*WHAT IS REQUIRED*.
Copy out, from the entries below, each line that holds the string "JSON".

*THE DATA*.

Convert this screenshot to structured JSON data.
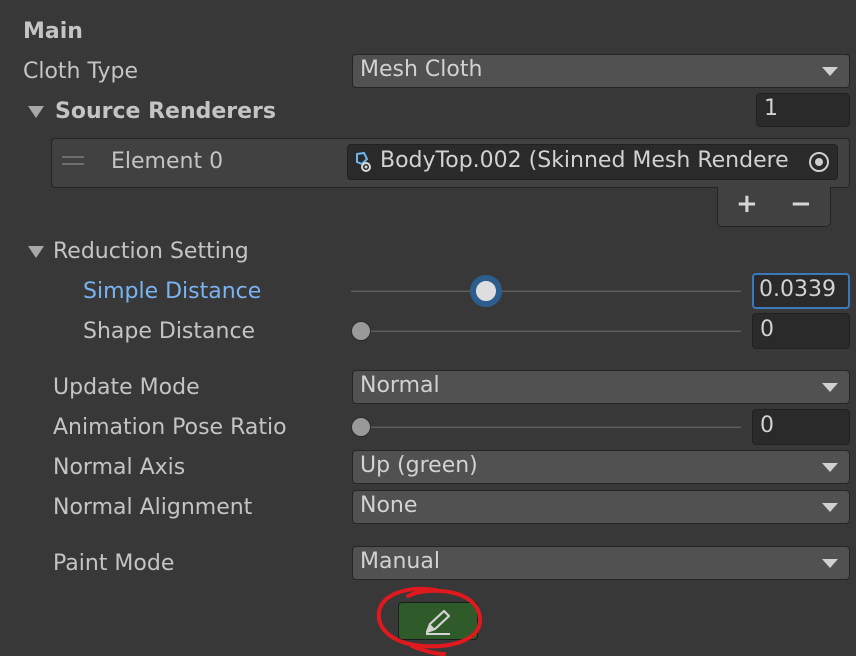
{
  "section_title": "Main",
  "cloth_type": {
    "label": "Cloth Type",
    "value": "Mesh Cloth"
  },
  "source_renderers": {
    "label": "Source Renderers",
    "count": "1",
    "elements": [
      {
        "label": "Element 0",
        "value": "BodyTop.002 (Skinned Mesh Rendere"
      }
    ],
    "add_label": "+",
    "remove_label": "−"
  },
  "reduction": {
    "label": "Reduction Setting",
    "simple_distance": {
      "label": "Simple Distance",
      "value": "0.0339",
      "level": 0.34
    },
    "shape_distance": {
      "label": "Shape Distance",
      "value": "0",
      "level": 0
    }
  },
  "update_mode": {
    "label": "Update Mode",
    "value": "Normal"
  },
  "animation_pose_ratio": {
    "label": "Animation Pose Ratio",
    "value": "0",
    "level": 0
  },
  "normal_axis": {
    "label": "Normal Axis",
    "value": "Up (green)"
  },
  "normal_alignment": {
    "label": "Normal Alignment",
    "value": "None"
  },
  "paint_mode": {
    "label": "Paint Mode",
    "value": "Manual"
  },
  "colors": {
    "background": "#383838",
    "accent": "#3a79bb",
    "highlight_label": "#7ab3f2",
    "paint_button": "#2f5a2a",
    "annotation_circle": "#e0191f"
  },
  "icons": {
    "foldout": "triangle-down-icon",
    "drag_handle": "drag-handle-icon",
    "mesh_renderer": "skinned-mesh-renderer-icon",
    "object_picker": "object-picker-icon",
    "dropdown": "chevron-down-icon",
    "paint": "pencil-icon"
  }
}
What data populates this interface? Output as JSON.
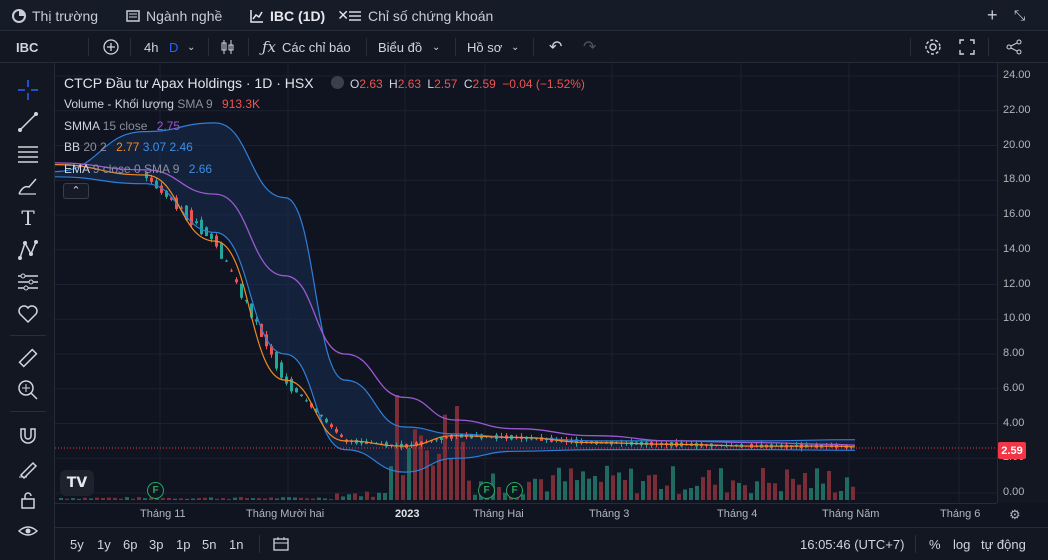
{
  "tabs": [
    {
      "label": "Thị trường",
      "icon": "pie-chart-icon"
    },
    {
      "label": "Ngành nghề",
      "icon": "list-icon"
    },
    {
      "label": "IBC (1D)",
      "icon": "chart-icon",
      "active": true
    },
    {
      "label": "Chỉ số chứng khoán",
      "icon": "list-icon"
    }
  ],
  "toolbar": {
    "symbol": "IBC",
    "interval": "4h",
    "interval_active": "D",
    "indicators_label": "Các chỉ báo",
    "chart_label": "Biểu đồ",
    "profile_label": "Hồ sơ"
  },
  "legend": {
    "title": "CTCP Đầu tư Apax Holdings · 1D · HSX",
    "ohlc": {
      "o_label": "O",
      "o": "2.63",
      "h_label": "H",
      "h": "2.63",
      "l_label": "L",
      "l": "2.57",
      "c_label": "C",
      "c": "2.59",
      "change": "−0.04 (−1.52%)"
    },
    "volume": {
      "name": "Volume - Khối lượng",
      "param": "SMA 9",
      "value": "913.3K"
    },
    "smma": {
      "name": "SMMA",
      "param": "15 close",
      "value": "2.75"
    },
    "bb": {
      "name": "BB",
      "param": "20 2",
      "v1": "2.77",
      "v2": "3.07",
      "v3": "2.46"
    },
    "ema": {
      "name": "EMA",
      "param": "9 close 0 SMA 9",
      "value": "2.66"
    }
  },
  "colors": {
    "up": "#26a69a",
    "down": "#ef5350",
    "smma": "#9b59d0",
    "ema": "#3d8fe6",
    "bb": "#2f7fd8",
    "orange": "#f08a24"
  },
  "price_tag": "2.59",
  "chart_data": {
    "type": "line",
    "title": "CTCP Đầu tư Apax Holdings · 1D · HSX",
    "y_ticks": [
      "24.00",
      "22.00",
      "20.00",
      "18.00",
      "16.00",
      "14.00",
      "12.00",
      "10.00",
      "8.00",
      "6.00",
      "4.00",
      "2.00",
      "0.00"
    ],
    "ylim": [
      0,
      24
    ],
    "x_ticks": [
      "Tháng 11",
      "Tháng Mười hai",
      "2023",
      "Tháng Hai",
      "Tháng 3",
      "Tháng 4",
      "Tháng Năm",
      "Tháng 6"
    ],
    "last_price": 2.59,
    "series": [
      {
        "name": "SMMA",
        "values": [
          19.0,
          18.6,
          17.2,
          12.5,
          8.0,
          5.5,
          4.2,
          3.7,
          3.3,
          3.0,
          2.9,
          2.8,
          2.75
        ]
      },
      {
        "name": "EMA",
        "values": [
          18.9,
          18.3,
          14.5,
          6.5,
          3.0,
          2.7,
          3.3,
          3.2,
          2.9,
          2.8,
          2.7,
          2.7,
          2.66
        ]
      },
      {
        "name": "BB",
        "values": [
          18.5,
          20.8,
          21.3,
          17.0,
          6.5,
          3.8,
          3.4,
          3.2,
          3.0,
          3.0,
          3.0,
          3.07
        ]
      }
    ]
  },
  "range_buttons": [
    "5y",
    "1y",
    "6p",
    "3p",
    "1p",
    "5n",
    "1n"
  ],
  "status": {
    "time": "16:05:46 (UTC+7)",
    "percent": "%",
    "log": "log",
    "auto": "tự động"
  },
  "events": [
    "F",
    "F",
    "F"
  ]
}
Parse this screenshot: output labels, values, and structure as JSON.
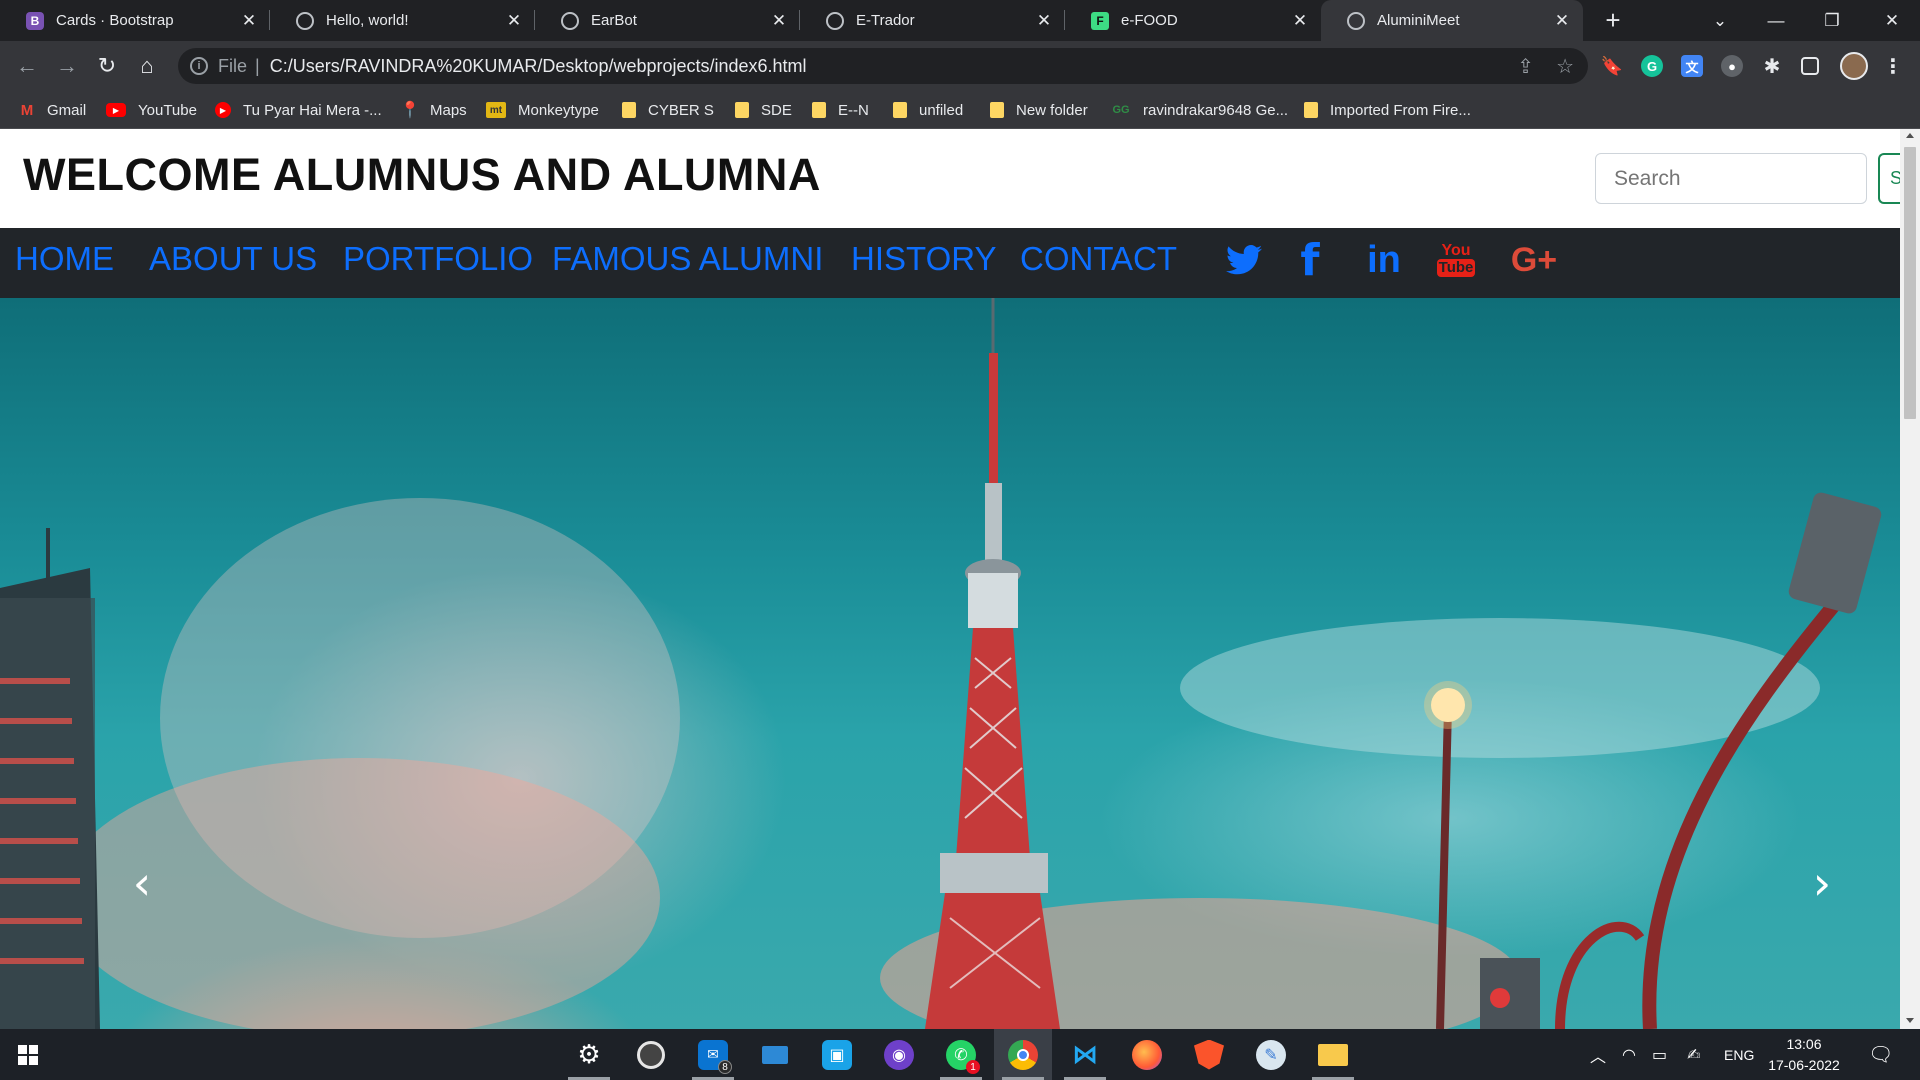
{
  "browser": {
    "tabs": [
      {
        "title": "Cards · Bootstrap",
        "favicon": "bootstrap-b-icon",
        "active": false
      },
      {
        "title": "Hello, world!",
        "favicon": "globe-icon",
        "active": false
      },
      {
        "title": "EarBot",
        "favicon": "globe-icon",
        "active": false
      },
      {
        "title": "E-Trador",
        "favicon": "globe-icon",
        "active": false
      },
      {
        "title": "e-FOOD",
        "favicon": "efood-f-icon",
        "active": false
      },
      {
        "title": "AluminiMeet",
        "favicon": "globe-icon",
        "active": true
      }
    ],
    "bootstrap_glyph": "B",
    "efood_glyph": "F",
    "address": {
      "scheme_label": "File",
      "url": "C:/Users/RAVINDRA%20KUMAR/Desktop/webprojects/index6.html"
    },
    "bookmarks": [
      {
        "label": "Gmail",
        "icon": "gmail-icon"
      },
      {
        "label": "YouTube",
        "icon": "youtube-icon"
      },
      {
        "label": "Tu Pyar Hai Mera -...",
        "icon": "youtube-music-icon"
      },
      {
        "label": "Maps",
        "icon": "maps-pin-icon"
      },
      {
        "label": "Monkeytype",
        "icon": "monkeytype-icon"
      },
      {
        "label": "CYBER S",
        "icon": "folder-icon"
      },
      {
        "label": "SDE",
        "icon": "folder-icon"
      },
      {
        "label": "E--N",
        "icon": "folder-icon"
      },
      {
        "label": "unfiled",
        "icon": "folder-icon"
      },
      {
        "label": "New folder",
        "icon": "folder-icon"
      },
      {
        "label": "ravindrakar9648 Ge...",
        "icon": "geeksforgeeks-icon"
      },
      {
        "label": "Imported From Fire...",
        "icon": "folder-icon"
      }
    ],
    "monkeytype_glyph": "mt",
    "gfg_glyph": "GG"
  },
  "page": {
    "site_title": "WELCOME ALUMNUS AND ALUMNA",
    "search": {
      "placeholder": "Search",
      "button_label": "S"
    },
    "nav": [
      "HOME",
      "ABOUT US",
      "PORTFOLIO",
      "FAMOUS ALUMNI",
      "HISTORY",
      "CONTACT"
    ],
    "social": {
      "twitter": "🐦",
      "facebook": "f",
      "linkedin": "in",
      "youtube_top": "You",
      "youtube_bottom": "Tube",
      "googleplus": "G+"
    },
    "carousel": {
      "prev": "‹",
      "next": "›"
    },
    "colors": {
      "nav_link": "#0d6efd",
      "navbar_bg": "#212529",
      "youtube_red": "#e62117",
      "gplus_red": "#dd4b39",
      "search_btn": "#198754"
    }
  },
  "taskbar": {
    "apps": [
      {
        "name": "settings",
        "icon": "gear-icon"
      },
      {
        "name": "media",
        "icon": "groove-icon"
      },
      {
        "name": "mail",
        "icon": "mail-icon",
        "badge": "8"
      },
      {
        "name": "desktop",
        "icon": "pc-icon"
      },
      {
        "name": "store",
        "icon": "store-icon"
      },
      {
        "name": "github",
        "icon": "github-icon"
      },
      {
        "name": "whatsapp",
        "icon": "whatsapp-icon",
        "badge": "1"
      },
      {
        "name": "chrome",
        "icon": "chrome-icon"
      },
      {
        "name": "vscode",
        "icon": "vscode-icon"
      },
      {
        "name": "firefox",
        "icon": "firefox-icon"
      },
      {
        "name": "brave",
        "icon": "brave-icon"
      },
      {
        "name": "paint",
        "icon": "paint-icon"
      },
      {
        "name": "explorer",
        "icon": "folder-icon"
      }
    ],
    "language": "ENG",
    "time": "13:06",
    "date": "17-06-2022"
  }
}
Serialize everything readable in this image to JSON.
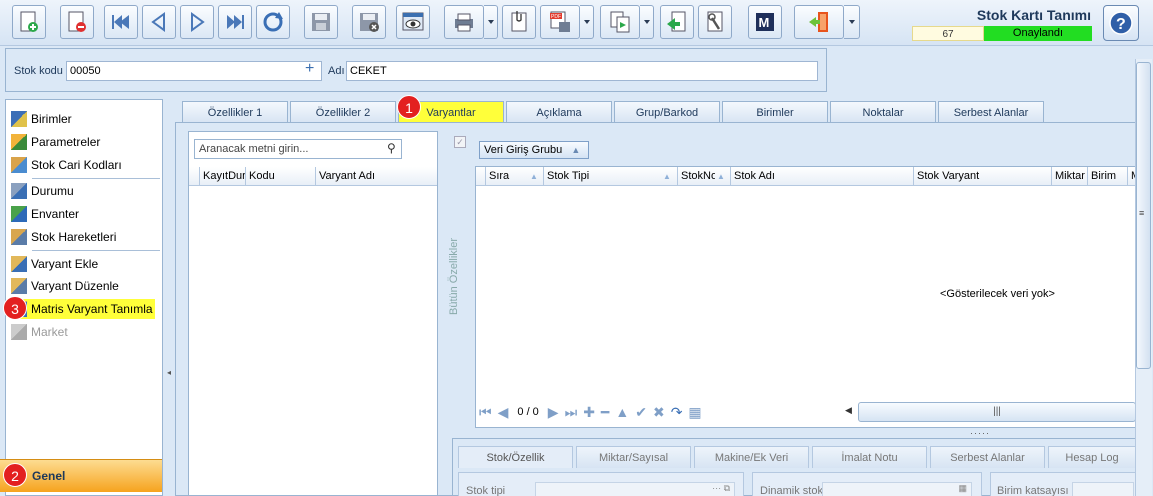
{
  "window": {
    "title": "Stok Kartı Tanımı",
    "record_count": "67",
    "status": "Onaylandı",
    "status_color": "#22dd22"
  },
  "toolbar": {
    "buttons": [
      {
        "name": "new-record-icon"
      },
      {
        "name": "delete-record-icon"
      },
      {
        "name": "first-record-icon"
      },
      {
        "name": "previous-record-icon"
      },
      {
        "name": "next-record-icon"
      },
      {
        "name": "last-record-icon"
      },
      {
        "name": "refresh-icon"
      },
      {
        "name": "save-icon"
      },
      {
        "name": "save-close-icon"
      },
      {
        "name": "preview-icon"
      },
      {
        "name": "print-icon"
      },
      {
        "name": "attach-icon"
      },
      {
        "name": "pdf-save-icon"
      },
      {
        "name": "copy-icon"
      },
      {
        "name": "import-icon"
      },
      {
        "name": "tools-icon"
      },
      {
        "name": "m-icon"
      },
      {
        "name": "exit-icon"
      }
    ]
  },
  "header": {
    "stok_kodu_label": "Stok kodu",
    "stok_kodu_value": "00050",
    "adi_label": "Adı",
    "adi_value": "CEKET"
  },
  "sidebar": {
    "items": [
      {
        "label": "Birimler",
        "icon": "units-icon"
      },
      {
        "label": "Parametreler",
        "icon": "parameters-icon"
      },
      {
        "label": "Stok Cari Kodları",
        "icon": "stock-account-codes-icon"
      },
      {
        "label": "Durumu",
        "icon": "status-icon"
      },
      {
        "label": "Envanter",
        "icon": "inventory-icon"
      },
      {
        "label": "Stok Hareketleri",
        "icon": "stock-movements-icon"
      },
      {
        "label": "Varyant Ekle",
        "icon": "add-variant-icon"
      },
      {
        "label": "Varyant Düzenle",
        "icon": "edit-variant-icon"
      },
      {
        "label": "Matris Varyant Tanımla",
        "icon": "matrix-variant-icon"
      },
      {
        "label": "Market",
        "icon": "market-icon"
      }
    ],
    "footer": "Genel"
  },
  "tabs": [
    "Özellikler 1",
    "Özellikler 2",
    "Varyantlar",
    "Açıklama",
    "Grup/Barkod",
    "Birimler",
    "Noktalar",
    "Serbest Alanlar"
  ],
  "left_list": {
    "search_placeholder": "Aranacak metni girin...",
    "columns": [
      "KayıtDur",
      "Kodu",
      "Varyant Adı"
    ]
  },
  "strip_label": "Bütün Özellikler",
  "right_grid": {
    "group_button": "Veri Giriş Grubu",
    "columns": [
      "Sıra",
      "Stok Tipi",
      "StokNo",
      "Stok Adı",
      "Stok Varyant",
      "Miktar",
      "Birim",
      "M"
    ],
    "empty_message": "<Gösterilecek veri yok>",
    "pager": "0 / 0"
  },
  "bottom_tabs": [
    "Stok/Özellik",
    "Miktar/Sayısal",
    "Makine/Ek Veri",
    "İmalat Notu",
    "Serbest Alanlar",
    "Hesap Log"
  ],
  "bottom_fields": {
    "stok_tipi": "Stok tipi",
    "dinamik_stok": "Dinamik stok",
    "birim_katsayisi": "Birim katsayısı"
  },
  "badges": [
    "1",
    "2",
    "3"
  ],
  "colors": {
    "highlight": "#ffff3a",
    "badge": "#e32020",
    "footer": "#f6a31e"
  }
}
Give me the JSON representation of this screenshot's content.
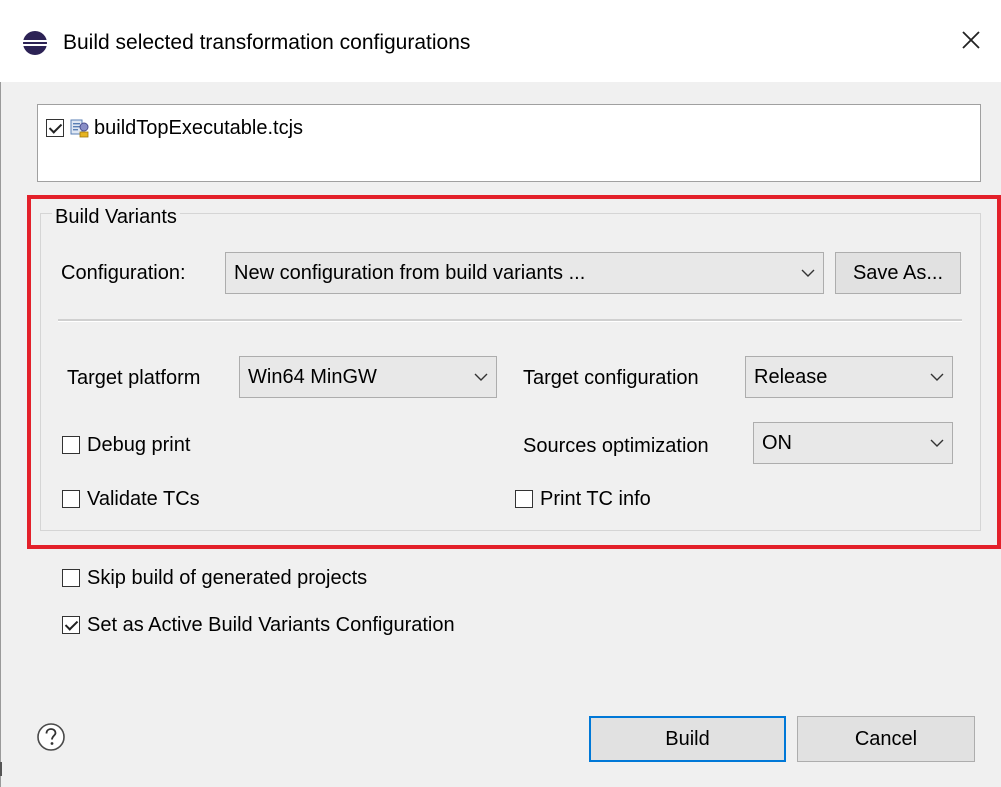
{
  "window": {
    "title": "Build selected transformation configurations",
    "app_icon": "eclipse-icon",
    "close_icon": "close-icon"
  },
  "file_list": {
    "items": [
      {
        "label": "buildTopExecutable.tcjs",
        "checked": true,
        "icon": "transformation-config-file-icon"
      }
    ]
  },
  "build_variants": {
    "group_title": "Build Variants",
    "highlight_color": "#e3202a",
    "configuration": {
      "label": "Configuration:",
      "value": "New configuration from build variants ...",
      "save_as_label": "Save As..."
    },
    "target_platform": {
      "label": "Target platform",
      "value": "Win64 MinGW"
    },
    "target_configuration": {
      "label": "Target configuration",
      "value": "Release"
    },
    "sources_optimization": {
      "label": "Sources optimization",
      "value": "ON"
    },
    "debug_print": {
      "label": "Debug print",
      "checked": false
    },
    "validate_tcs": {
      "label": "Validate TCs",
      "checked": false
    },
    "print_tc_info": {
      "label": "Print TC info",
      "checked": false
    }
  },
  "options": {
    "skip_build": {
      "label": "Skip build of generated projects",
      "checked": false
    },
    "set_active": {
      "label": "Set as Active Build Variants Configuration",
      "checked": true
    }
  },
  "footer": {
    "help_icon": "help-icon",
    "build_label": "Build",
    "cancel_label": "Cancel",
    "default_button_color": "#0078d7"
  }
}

*SOLUTION TO THIS TASK*.
Convert this screenshot to structured JSON data.
What data populates this interface? Output as JSON.
Parse this screenshot: output labels, values, and structure as JSON.
Serialize everything readable in this image to JSON.
Give me the JSON representation of this screenshot's content.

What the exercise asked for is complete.